#### [Task item]
How many lines of the data include the string "chevron"? State that number alone.

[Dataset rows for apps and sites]
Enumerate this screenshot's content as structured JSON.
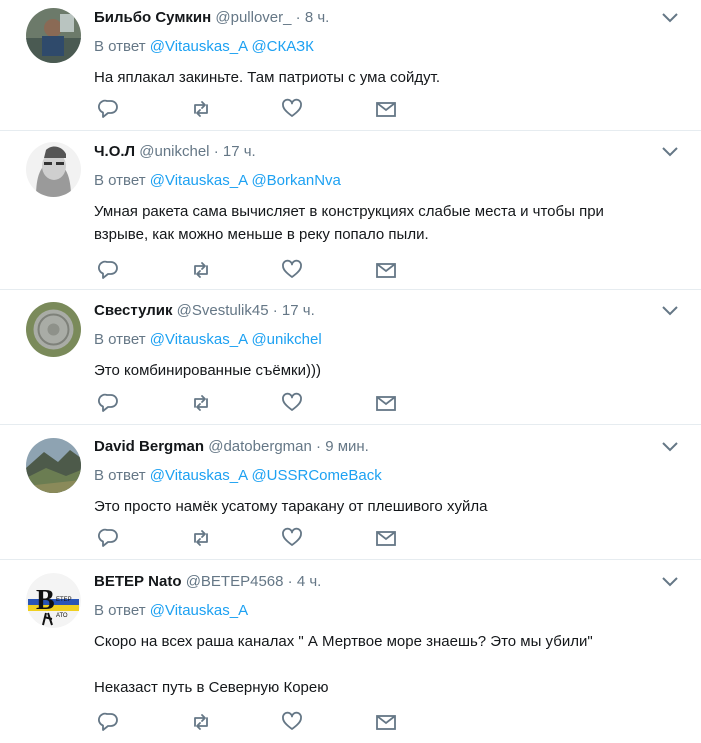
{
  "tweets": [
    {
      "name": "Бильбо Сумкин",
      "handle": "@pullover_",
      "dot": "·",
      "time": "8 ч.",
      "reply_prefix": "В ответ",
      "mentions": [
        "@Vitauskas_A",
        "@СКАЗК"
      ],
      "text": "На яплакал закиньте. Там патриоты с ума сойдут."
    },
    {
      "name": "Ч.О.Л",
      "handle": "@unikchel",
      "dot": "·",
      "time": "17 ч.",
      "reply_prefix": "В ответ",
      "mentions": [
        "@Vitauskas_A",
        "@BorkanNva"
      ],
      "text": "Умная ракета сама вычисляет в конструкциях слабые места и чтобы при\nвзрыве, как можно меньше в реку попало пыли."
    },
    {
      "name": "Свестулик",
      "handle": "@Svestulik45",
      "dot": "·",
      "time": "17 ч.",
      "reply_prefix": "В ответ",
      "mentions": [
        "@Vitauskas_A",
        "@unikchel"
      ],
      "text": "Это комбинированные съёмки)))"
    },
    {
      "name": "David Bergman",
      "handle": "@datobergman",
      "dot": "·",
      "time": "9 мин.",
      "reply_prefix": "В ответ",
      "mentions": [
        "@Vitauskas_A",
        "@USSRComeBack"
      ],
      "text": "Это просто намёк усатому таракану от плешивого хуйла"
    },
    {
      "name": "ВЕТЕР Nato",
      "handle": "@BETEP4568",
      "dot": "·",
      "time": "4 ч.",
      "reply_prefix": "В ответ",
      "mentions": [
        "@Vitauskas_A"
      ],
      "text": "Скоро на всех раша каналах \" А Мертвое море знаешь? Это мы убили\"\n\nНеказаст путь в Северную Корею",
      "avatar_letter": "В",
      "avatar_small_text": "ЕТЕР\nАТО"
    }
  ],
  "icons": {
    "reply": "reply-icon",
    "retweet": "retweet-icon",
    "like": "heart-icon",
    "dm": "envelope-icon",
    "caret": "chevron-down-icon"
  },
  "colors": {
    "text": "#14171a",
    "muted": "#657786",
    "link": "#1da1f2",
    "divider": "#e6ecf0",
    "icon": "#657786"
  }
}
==
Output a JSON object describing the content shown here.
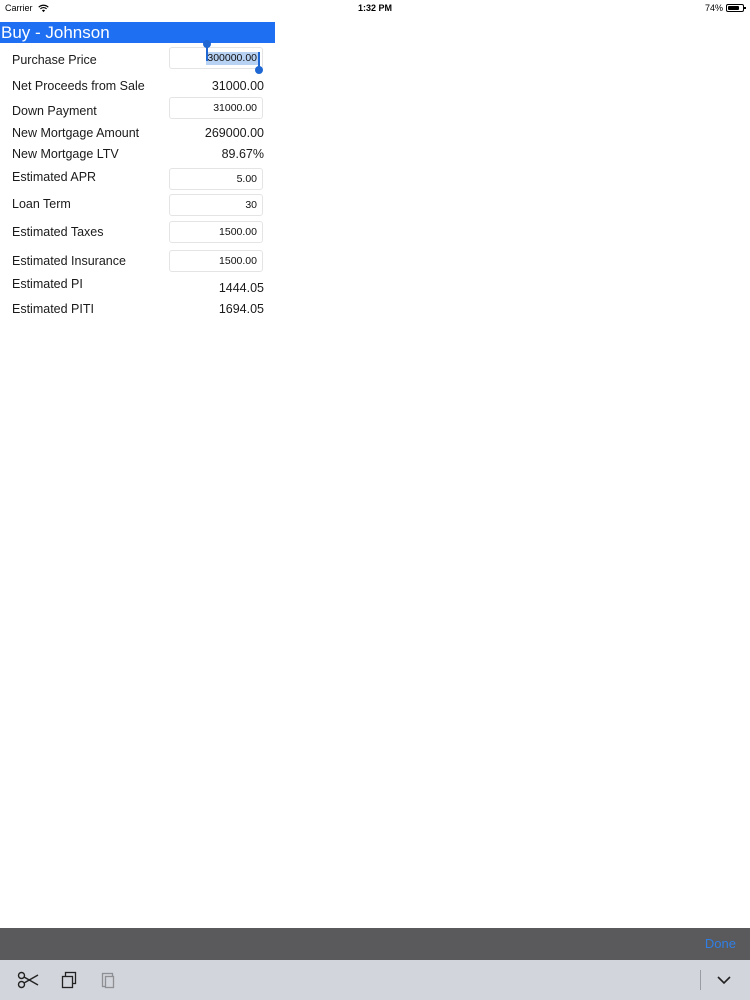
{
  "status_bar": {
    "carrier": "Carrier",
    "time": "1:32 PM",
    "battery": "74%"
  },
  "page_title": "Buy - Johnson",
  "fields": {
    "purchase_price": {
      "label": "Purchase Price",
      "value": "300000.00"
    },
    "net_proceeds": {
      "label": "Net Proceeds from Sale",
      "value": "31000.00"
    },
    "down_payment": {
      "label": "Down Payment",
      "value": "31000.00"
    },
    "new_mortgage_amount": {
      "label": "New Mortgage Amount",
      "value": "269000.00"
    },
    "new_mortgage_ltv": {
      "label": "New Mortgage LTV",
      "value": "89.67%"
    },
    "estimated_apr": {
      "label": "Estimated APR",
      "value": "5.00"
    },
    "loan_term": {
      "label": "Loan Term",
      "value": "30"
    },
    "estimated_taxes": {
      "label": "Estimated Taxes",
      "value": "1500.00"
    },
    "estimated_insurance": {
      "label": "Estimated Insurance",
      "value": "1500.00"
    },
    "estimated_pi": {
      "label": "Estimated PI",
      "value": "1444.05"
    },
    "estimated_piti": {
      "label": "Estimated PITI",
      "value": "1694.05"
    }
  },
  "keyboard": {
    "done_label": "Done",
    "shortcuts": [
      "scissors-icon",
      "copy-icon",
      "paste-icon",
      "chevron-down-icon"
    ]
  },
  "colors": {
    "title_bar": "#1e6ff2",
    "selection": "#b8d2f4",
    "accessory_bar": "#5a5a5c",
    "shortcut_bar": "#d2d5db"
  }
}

#### [Solution below]
2